Akishin Pyotr Ivanovich
1889, Rasskazovo Village, Tambov Province – ?
Painter. Akishin is known to be a political prisoner before the Revolution, served his sentence in the penitentiary, released under an amnesty and rehabilitated. Exempted from military service (National Archives of the Russian Academy of Arts, collection 7, series 8, file 36, sheet 5 – 1889; sheet 10 – 1886). Worked as a teacher of drawing (occasionally) at the Rasskazovo Public University (1918–1920). Studied at the First State Free Art Studious /VKhUTEMAS in Moscow (1918– 1922 (1923?), information on finishing it is missing). In 1922 took a long-term sick leave due to illness. Same year submitted for contest his painting Thirst (not finished). Contributed to exhibitions (from 1923): summary exhibition of the Academy of Arts (1923); 6th Exhibition of the Community of Artists (1925); exhibition of paintings of the Leningrad Region House of Artists (1933).
At exhibitions, Pyotr Akishin is represented solely by portraits, which gives us grounds to assume that “Portrait of a Girl” (1928, private collection, St Petersburg) is not a rarity among his works of that period. We know that the portrait depicts Ninel Dolgova (1924–1928). Akishin’s name is mentioned twice with Petrov-Vodkin. In a review of a competitive exhibition at the Academy of Arts, it was noted that: “There are new pursuits, but they are few, and they go no further than a misunderstood Petrov-Vodkin.

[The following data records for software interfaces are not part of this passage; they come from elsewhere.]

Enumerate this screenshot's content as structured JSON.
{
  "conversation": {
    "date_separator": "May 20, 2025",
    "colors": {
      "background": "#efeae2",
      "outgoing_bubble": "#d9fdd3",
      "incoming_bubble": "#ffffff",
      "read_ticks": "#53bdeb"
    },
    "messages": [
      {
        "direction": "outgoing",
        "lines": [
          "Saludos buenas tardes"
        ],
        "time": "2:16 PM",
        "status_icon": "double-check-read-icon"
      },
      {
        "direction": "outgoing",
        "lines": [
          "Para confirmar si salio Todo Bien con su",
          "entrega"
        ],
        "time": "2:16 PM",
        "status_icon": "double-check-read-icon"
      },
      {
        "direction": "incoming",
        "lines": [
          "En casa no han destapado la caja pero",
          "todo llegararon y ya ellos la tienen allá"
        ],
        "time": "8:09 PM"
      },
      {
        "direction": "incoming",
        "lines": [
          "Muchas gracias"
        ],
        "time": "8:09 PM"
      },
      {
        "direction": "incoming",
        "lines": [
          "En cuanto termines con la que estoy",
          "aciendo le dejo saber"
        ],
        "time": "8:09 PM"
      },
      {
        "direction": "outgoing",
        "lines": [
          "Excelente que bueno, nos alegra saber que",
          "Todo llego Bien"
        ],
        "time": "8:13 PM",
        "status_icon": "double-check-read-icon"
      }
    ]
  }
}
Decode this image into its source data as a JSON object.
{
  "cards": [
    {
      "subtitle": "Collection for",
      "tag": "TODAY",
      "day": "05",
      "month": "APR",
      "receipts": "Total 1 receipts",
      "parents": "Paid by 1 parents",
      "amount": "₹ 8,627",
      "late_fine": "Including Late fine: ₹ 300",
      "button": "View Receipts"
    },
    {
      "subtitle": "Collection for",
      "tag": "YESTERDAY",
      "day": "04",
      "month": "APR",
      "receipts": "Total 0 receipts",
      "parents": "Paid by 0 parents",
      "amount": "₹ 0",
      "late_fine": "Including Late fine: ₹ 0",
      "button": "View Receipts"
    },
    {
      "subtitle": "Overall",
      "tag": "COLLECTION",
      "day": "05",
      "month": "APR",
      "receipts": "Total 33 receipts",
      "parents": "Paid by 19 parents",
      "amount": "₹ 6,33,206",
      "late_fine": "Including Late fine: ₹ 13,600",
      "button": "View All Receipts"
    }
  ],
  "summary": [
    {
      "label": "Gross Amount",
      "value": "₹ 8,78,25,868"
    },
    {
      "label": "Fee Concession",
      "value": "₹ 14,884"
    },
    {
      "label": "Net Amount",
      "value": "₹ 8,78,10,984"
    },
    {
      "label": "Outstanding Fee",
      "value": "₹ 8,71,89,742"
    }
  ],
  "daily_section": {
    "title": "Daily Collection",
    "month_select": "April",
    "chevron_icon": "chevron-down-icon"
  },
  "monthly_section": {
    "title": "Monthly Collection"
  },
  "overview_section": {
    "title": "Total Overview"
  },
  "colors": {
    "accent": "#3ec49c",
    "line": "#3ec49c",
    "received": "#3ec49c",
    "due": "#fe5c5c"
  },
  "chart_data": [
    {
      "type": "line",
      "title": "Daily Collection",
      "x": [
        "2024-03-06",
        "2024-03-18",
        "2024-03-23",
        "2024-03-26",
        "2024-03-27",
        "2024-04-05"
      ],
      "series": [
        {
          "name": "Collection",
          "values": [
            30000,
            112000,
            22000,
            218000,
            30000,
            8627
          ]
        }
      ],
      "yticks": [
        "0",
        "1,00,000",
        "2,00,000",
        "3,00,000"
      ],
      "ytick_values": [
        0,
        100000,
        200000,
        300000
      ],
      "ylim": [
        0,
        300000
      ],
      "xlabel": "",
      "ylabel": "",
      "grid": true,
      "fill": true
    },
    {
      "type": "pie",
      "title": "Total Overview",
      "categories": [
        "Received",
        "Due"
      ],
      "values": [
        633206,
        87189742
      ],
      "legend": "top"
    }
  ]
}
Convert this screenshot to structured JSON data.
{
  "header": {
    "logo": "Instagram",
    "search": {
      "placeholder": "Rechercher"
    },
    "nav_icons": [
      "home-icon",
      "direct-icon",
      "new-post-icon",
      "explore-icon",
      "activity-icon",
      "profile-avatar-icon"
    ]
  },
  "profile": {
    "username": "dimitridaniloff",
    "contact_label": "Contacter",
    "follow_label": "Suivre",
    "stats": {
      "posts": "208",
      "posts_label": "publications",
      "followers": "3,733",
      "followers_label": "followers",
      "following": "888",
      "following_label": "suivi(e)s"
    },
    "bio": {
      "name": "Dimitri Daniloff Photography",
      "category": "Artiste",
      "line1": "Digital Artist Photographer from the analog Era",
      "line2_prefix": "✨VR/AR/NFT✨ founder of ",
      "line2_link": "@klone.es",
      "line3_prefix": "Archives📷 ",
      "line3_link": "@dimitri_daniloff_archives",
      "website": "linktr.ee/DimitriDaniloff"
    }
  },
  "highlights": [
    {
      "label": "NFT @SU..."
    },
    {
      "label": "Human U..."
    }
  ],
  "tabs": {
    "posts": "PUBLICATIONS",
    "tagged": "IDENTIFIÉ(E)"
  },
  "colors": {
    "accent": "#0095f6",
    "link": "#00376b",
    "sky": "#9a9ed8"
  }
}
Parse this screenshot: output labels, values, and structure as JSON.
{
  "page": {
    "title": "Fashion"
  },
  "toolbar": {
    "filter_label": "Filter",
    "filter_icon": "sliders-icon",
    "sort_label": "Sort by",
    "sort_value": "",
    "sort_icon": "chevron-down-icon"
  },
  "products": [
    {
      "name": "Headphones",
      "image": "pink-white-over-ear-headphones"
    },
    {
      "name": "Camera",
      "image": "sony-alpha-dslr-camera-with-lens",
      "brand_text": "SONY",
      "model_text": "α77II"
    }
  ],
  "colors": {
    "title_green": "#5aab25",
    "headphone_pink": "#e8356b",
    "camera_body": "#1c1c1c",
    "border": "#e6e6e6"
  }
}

For example, Akishin uses an interesting and deeply felt blue; and one wants to say that it is ‘well-understood’” (“Konkursnaya vystavka v Akademii khudozhestv”. Gorod. Isskustvo. Literatura. Vol. 1. Petrograd, 1923, p. 108. Section “Chronicle”). The level of intimacy and trust between teacher and student is evidenced by the fact that, when leaving for a working trip to Paris in 1925, Petrov-Vodkin allowed Akishin and his wife to stay in his apartment. No information on the artist could be found after 1933.